◆ EXTRACTED RECORDS

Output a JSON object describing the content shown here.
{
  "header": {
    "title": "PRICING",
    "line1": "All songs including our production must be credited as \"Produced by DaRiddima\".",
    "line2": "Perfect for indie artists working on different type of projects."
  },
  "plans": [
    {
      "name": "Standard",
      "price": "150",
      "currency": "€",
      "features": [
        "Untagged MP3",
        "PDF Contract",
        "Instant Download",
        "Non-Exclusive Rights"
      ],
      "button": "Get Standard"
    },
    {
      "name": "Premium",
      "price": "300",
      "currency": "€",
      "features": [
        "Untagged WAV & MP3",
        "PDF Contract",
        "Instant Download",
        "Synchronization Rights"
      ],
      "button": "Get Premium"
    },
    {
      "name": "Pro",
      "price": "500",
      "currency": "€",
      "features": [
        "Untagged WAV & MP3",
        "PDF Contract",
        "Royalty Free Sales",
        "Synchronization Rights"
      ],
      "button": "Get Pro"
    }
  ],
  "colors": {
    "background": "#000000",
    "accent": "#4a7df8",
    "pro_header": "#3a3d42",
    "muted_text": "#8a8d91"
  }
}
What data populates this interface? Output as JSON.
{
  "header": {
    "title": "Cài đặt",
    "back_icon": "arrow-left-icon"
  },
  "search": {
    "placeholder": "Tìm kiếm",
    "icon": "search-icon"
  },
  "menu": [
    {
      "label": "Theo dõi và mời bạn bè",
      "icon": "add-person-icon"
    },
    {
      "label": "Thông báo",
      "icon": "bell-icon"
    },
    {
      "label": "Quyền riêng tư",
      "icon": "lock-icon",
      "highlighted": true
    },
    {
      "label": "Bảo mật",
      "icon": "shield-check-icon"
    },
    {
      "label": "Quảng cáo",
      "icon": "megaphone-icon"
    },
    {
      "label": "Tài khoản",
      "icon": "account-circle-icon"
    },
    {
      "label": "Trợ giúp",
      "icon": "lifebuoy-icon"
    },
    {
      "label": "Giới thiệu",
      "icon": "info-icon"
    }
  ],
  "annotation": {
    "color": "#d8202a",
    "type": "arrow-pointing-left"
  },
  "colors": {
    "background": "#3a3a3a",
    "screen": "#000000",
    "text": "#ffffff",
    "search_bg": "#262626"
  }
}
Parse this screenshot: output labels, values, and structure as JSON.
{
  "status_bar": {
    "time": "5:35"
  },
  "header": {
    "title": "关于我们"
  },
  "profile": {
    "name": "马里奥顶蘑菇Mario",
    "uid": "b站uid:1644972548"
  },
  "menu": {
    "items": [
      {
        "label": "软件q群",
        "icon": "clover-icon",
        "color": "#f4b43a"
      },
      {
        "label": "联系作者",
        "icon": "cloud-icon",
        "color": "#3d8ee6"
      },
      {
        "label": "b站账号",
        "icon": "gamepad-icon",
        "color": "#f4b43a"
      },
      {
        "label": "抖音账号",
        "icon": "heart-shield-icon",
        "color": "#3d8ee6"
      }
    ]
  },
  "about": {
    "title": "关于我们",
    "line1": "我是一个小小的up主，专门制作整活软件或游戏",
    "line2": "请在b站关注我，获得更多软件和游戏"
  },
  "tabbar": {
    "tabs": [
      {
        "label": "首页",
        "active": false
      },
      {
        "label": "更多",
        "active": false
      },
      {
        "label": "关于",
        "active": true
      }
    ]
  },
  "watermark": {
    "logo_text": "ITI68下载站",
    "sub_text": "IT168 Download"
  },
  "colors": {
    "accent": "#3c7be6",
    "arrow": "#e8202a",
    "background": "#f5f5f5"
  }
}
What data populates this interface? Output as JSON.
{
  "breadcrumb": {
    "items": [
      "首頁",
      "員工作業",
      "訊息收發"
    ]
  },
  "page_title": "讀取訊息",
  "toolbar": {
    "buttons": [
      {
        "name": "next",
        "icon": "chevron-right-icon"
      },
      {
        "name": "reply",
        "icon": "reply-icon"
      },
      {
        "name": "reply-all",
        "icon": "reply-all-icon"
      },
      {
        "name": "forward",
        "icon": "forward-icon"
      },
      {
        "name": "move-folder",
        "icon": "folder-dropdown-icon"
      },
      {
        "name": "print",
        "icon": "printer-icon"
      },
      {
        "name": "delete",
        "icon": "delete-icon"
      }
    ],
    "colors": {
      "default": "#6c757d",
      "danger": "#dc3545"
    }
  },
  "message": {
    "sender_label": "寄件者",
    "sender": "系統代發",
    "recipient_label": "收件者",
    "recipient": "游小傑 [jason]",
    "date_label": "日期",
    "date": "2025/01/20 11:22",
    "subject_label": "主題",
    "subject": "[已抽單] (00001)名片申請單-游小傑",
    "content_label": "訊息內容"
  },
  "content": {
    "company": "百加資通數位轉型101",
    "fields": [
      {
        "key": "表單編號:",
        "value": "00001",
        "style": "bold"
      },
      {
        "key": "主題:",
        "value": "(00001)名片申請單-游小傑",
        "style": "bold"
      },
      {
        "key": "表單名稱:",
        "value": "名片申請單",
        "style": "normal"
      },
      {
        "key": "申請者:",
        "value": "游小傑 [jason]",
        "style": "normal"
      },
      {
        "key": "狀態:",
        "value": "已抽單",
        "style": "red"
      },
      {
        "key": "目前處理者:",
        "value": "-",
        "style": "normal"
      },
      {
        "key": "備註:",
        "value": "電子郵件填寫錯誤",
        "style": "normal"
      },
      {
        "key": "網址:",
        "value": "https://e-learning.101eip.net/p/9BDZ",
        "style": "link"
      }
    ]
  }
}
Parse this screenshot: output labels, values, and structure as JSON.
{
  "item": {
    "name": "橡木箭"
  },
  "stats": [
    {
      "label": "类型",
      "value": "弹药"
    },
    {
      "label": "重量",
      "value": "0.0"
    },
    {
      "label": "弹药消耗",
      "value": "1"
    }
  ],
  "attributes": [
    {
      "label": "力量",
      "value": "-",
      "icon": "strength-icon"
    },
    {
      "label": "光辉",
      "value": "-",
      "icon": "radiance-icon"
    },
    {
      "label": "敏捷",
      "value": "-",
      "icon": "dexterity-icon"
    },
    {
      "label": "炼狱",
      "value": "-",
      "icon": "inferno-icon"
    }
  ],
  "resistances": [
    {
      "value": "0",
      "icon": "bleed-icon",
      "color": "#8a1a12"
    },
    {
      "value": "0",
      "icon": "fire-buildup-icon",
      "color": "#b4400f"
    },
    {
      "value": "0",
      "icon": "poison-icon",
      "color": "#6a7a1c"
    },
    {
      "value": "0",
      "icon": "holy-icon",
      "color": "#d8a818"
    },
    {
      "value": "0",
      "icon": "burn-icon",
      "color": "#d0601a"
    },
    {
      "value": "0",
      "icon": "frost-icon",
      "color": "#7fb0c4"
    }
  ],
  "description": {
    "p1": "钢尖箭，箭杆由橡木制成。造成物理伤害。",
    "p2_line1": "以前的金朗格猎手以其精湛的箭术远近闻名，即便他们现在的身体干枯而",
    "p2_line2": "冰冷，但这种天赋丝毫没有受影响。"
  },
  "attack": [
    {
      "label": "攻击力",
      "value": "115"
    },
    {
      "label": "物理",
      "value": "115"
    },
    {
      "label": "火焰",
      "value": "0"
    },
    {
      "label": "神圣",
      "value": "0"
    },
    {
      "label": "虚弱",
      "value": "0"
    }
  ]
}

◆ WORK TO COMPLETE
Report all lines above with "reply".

◆ ANSWER TO THIS PROBLEM
        "name": "reply",
        "icon": "reply-icon"
        "name": "reply-all",
        "icon": "reply-all-icon"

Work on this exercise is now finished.